The rainy season presents mortal danger to tens of thousands of highly vulnerable and weakened people living in intensely over-crowded conditions. There is no sewage treatment in Haiti. There is no clean up in the makeshift camps. The floodwaters will carry disease far and wide – malaria, typhus, cholera, dengue fever, etc. Many will die unless they are evacuated as soon as possible. It will take many years to rebuild the city and the homes for the people to live in.
There is much Haitian history to learn. And there are all of the political, economic, and cultural issues that are relevant as well. However, I will leave those issues to the scholars who know about such things. We had plenty of scholars on hand at the workshop at Saviour’s Day. While I enjoyed their presentations and learned a lot, to me, in an ongoing crisis emergency like the one in Haiti, everything done has to have a practical survival value. I don’t think the Haitian people need more rhetoric.
It is crucial to recognize the important things that must be done or lives will be lost needlessly. The fact of it is that the magnitude of the tragedy is not due to the earthquake itself, but to the on-going policies of the United States, France and other nations toward Haiti. Hundreds of thousands are dead due to bad and immoral policy.
It is true that the Haitian government has been dysfunctional in this crisis. But when I saw the utter destruction of the National Palace, the symbol of Haitian independence, and the other government buildings, it is clear why the Haitian government’s response is lacking. The government has been crushed. How many government workers are dead or mortally wounded, homeless? Certainly, their documents, equipment and work places no longer exist. There is no communication infrastructure. The government has to be re-organized if that is possible. How long will that take? The US military – along with the UN- has taken over, and is the de facto government. Entrée into or out of Haiti is controlled by the US military.

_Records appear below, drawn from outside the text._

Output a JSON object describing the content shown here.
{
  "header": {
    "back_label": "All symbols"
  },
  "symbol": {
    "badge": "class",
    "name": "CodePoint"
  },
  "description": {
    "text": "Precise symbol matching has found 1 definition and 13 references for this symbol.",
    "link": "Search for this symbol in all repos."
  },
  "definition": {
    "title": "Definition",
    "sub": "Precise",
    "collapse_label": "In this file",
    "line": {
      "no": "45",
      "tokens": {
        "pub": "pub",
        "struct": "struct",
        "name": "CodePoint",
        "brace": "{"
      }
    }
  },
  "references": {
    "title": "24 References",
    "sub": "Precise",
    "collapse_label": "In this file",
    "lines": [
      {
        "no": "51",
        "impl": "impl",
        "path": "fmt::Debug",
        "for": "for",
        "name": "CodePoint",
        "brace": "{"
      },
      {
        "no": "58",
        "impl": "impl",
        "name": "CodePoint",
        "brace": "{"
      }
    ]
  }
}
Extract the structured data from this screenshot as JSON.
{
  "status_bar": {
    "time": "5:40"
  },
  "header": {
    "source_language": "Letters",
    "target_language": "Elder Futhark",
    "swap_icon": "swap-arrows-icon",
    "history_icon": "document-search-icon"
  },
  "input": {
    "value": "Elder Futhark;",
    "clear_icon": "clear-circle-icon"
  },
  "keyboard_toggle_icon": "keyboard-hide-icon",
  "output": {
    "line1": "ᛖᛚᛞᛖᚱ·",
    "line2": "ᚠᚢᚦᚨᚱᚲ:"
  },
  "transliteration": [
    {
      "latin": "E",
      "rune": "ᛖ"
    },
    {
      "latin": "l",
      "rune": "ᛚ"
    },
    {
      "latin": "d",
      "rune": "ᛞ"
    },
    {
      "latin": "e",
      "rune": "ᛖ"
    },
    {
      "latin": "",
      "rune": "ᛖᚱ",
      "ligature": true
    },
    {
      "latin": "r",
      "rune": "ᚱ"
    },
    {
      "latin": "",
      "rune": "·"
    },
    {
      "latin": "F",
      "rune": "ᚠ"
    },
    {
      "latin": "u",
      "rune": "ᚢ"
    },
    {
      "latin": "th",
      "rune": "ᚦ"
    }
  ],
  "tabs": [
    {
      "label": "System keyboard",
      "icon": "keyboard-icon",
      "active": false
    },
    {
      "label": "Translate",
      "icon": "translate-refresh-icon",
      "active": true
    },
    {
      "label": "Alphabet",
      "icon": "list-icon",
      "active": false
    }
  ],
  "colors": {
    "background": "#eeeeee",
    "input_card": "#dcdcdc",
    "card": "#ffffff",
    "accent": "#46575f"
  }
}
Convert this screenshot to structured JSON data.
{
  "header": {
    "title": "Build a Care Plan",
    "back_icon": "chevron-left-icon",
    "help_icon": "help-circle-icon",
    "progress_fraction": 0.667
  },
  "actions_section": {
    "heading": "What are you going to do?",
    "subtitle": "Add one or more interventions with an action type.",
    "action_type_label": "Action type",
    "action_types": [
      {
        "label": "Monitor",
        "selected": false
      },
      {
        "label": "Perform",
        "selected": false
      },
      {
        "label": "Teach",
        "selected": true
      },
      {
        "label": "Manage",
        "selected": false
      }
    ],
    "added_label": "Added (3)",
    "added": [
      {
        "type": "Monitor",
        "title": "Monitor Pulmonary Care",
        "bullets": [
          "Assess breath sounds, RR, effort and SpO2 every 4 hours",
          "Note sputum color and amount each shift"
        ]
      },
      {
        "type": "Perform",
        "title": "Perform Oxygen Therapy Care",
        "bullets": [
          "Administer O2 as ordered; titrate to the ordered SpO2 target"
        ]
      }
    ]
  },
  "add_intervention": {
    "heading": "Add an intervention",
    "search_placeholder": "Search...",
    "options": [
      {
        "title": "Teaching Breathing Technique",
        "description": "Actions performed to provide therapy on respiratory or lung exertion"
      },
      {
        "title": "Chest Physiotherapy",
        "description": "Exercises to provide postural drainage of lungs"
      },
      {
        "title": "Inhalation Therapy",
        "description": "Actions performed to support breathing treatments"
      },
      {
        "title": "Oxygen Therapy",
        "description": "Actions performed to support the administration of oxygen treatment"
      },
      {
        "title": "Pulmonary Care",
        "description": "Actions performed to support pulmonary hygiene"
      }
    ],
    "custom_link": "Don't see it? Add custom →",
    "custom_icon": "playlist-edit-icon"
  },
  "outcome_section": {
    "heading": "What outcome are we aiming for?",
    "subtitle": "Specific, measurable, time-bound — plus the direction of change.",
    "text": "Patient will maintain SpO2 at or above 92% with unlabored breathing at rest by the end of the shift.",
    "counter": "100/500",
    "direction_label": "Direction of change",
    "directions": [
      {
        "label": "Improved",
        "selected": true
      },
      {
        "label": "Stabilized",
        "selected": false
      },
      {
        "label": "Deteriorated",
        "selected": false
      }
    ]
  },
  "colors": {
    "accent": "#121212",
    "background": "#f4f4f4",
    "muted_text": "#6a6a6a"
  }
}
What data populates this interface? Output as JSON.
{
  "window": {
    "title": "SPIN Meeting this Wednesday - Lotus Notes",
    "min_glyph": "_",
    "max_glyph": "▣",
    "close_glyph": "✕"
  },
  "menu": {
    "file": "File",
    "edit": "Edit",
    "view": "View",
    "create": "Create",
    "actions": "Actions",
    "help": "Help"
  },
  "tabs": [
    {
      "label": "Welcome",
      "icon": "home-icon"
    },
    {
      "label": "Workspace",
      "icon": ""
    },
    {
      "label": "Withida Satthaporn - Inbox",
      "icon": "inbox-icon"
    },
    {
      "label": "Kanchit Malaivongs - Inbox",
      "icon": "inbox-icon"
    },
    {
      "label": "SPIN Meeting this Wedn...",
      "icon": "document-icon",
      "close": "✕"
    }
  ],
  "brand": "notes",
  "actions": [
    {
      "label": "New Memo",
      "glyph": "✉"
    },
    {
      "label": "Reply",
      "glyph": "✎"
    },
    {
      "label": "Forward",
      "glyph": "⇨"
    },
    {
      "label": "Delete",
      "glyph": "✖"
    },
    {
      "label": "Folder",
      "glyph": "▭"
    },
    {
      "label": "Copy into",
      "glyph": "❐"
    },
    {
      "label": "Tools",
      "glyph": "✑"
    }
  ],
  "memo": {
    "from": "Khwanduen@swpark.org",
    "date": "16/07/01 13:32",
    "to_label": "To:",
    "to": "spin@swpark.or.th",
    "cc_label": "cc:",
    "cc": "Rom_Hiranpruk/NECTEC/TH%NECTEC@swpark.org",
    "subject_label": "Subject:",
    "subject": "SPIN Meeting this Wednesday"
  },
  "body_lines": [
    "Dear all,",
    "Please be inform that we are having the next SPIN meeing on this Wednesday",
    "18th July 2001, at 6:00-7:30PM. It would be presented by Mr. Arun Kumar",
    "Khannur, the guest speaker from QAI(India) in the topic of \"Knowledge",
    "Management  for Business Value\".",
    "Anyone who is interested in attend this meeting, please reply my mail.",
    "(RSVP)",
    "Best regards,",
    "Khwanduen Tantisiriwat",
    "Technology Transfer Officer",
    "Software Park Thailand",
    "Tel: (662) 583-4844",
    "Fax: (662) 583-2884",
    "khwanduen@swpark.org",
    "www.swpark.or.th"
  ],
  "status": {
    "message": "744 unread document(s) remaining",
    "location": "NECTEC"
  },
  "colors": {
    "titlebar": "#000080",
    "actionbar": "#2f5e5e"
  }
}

What role do I see for the Nation of Islam in Haiti? Frankly, I don’t really know. What is needed physically is beyond the physical resources that we have. Adoption of orphans would help. What is needed is the rebuilding of the country from the ground up. What is needed for Haiti is covered in point No. 4 of What the Muslims Want. Maybe our role is a political one – to get the US government to do by Haiti what is required by all that is moral and decent to rectify past injustices that have now been amplified by the devastation of the earthquake.
The government of the United States should:
Undertake an immediate evacuation of perhaps as many as 1 million Haitians to safety and security in Haiti and elsewhere
Undertake the establishment of temporary shelter communities out of the flood plain of Port au Prince
Undertake the building of basic infrastructure in Haiti: roads, ports, sewage and water treatment, and electricity
Undertake the reforestation of Haiti and environmental remediation
Undertake the rebuilding of Port au Prince and other areas, and even the construction of new cities
Undertake the redevelopment of agriculture and industry to reestablish a viable Haitian economy
Undertake to support education and training of the Haitian people
Undertake to immediately dismiss the so-called ‘debt’
Undertake to immediately investigate the more than 10,000 NGO’s - some of which are corrupt and have exploited Haiti’s poverty to their own advantage
Undertake an investigation into the literal enslavement of children and others in Haiti
Undertake to work through the thousands of Haitian-American organizations in the diaspora on behalf of Haiti as a whole
To disavow any US interest or intention to expropriate Haiti oil, gold, uranium and other natural and human resources and to investigate the possibility that the US military triggered the earthquake from the HAARP facility in Alaska
The recent discovery of vast oil reserves under the Port au Prince harbor, if developed for the benefit of Haiti, is more than sufficient to elevate Haiti’s economic status and pay for the rebuilding efforts. But the thieves must be held at bay.